The cancellation of Behroyan’s license was temporarily put on hold, after Behroyan launched another appeal. The suspension was reinstated in September 2020.
According to the details of the case exposed in the decision of a disciplinary committee of the Real Estate Board, Behroyan was found guilty of professional misconduct for defrauding his own clients by falsely telling them that the buyer’s agent would not present a full price offer for their property. unless they agreed to pay a premium of $ 100,000.
Behroyan told the sellers “this is how distressed properties were sold,” according to the ruling.
The sellers eventually paid a bonus of $ 75,000, essentially doubling Behroyan’s commission on the sale.

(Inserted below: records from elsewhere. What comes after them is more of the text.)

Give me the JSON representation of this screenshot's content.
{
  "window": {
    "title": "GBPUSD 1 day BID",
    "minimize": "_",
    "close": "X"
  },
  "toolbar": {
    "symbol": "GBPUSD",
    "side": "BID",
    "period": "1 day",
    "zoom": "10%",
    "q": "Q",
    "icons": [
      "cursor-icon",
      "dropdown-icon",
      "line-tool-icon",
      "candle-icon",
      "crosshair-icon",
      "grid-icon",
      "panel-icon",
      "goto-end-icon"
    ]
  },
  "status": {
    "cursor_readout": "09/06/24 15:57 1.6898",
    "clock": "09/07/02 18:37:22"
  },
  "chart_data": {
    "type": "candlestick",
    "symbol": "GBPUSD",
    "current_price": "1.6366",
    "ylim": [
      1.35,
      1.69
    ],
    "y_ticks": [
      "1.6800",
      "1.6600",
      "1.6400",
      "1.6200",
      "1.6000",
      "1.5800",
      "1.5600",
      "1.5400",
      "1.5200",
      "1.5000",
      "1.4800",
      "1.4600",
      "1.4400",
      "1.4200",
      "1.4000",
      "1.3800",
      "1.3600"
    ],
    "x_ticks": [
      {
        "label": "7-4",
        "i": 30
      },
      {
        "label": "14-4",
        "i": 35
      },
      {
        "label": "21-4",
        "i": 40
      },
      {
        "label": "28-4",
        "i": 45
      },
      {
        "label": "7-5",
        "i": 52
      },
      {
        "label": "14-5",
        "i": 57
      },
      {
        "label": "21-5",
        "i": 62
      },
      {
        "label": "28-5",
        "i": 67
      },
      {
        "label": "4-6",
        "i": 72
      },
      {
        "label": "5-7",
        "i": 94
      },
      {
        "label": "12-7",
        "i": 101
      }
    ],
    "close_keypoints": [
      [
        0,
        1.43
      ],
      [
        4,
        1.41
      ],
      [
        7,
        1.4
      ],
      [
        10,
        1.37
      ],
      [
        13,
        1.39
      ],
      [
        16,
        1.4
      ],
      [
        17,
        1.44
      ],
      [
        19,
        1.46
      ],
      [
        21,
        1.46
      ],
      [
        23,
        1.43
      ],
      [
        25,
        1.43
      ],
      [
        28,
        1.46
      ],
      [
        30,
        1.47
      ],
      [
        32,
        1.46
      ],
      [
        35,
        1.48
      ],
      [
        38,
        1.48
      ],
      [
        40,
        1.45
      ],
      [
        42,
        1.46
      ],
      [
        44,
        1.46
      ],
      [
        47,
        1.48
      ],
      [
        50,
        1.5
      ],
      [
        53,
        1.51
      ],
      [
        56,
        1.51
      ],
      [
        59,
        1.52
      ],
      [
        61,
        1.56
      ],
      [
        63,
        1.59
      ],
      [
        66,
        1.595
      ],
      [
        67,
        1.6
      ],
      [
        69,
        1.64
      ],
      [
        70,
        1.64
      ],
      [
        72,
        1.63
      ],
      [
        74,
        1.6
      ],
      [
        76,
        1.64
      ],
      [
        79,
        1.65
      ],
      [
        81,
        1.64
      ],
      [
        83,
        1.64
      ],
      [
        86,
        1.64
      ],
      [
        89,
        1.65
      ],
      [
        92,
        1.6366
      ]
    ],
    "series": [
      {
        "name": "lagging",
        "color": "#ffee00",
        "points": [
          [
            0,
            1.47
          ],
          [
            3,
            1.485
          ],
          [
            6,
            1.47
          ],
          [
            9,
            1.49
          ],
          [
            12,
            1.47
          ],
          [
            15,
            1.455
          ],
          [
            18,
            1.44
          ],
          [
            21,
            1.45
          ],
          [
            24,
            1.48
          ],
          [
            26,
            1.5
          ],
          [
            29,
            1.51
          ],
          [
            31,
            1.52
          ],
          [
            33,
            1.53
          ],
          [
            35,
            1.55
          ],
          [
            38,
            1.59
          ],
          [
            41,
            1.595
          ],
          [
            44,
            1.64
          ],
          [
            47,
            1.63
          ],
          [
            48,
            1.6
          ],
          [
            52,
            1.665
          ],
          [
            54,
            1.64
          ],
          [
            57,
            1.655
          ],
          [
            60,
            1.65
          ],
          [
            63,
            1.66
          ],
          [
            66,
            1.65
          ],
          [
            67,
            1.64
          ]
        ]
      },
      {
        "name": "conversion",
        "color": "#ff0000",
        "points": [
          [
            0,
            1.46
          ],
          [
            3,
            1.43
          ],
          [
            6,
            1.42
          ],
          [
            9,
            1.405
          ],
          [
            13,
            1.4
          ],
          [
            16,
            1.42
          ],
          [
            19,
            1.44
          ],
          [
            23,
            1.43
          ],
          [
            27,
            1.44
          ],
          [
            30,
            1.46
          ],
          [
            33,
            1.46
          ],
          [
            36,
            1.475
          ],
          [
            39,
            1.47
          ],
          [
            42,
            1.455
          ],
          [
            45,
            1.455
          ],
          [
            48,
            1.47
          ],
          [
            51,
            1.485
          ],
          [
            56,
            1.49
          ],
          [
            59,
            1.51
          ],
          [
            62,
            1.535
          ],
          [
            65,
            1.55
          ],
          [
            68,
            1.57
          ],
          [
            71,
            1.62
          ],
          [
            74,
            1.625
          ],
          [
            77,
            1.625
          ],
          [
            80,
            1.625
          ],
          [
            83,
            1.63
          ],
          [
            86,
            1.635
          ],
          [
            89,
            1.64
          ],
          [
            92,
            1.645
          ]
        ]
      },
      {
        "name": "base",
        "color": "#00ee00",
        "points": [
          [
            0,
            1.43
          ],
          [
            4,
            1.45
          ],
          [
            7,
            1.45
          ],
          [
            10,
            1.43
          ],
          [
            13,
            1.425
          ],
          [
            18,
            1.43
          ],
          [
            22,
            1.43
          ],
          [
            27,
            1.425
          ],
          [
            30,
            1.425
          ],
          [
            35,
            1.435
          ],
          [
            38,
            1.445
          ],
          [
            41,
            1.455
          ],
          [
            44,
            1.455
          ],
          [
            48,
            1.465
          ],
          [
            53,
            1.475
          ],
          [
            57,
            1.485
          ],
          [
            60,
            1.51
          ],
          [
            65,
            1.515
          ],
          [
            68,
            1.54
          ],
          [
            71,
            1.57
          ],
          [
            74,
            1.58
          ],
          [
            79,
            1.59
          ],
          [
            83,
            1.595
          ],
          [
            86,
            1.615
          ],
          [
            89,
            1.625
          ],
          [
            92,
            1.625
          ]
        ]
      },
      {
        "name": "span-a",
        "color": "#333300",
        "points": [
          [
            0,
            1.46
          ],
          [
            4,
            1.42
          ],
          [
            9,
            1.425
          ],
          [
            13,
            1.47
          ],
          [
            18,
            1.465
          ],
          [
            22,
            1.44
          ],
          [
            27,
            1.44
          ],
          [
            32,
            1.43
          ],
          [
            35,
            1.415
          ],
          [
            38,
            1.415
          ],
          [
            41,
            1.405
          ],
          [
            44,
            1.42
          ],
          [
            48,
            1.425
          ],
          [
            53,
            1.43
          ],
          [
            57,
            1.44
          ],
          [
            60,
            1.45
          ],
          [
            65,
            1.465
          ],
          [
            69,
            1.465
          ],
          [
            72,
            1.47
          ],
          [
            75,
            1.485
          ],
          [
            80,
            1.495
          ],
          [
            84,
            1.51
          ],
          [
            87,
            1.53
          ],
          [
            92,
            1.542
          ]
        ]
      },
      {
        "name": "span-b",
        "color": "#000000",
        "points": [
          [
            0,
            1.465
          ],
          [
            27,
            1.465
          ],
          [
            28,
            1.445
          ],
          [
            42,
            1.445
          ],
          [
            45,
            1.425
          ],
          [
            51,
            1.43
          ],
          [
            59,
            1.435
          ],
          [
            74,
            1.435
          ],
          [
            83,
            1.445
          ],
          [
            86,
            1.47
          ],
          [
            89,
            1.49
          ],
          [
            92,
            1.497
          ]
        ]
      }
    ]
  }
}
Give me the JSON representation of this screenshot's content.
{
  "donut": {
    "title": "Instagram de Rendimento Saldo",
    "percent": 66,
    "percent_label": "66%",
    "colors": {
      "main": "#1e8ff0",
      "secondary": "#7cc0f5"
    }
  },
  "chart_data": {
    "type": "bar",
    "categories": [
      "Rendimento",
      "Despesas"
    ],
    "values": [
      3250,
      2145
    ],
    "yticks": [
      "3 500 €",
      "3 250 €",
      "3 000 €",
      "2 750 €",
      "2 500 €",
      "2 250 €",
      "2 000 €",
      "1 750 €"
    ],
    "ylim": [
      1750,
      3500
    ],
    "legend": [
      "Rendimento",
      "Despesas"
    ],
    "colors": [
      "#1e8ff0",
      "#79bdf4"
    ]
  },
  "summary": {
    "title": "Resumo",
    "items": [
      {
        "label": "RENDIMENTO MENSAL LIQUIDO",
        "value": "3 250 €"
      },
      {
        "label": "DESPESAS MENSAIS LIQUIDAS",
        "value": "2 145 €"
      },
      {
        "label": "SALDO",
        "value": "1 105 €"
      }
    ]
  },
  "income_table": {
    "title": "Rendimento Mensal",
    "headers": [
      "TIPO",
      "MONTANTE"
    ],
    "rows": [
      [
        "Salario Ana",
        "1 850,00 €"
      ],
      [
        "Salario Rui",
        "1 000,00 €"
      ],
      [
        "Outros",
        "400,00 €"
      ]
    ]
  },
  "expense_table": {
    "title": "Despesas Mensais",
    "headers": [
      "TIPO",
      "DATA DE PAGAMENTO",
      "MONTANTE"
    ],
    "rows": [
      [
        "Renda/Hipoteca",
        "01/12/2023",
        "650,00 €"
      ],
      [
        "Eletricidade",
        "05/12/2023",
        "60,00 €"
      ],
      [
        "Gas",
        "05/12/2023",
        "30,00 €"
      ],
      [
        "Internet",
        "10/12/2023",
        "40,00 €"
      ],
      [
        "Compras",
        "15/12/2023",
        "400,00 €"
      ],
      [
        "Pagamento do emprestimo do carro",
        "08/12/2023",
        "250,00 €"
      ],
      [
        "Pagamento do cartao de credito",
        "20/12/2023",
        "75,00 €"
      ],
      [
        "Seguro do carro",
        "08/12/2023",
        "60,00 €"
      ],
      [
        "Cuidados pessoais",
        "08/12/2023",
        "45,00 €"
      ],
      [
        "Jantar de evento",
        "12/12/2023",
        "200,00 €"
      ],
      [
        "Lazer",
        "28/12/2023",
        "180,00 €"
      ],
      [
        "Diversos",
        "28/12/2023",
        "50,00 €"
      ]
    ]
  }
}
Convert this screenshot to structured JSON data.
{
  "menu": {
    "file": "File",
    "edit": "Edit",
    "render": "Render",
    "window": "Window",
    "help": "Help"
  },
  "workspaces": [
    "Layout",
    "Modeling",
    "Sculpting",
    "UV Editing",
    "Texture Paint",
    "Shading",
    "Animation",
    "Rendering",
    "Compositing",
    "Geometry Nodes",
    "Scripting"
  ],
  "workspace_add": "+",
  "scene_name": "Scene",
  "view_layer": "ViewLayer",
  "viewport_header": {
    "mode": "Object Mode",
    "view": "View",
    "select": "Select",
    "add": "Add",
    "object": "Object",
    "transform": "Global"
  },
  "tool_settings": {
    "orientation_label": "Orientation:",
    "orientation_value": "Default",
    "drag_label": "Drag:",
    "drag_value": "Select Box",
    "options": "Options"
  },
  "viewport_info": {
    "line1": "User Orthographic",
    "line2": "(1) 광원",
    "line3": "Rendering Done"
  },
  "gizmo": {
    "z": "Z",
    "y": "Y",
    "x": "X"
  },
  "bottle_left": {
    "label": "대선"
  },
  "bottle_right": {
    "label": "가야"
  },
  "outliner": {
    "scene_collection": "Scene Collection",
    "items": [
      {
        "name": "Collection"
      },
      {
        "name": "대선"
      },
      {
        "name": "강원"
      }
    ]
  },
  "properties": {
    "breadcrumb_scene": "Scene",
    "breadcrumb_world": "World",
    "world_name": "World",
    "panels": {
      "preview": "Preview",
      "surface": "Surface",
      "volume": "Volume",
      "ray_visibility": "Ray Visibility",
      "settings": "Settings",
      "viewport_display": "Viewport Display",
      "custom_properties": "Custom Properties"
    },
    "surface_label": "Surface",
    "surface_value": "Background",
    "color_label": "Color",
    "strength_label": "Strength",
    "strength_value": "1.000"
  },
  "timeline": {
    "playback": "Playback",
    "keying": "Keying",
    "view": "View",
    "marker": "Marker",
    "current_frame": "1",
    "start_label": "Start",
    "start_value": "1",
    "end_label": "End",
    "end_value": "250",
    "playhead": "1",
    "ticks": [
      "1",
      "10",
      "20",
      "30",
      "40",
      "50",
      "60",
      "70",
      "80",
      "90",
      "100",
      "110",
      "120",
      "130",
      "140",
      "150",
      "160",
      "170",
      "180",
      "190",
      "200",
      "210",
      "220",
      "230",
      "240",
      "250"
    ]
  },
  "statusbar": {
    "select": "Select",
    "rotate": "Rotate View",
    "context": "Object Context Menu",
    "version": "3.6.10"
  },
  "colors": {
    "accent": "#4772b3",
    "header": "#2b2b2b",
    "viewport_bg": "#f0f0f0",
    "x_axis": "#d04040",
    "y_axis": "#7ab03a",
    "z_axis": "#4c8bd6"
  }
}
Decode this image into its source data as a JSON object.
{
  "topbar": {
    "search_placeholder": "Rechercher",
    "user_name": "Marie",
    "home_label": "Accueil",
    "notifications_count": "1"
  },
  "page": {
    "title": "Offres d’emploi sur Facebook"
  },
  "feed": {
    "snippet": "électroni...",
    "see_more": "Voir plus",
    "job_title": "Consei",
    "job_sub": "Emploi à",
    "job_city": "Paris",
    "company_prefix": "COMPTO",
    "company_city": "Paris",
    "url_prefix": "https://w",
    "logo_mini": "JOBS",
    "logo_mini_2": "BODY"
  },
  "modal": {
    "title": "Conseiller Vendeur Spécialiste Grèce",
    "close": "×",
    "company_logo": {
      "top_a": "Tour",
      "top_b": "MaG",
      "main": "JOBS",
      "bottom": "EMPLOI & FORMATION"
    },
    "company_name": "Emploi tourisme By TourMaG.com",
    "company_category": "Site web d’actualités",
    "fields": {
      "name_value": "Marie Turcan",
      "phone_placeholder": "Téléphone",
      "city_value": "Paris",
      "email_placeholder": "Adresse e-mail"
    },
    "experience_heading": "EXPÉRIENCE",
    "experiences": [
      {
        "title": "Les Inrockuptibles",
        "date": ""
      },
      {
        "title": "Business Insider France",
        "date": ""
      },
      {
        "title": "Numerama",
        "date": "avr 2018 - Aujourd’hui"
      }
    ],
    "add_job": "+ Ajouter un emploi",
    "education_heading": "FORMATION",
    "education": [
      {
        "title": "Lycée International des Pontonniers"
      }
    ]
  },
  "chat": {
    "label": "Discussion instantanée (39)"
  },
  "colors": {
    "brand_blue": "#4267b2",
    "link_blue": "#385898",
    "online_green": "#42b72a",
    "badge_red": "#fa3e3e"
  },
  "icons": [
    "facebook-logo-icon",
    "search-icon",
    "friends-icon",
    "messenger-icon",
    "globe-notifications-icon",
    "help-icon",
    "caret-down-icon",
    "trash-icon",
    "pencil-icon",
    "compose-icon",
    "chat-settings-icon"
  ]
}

Behroyan “cheated his own client to obtain a substantial financial advantage for himself, at his client’s expense. In other words, he defrauded his client,” according to the ruling.
On appeal, Behroyan, through his lawyer, asked for a much lower sentence, arguing that a reprimand should suffice – or at most a one-month suspension of his license.
The real estate board disagreed, arguing that Behroyan’s willingness to “defraud a client signals a good character and suitability issue that poses a threat to the public and a threat to public confidence in the area. immovable”.
The second disciplinary panel agreed and imposed the longer five-year suspension, saying Behroyan’s actions undermine public confidence in the entire real estate industry.
In the most recent appeal, Behroyan requested that a panel of the Financial Services Tribunal overturn the sanction as “arbitrary and unreasonable” as well as “disproportionately severe”.
By increasing the sentence, the second disciplinary commission had overstepped its authority, Behroyan argued through his lawyer.
But Michael Tourigny, chairman of the Financial Services Tribunal committee, disagreed, find in his decision that the five-year suspension was justified as reasonable on the basis of Beyrohan’s misconduct.
The website for the BC Financial Services Authority, which merged with the BC Real Estate Council in August, no longer lists Behroyan as a licensed real estate agent.
Behroyan said in an email his application for judicial review to the courts would be filed later this month.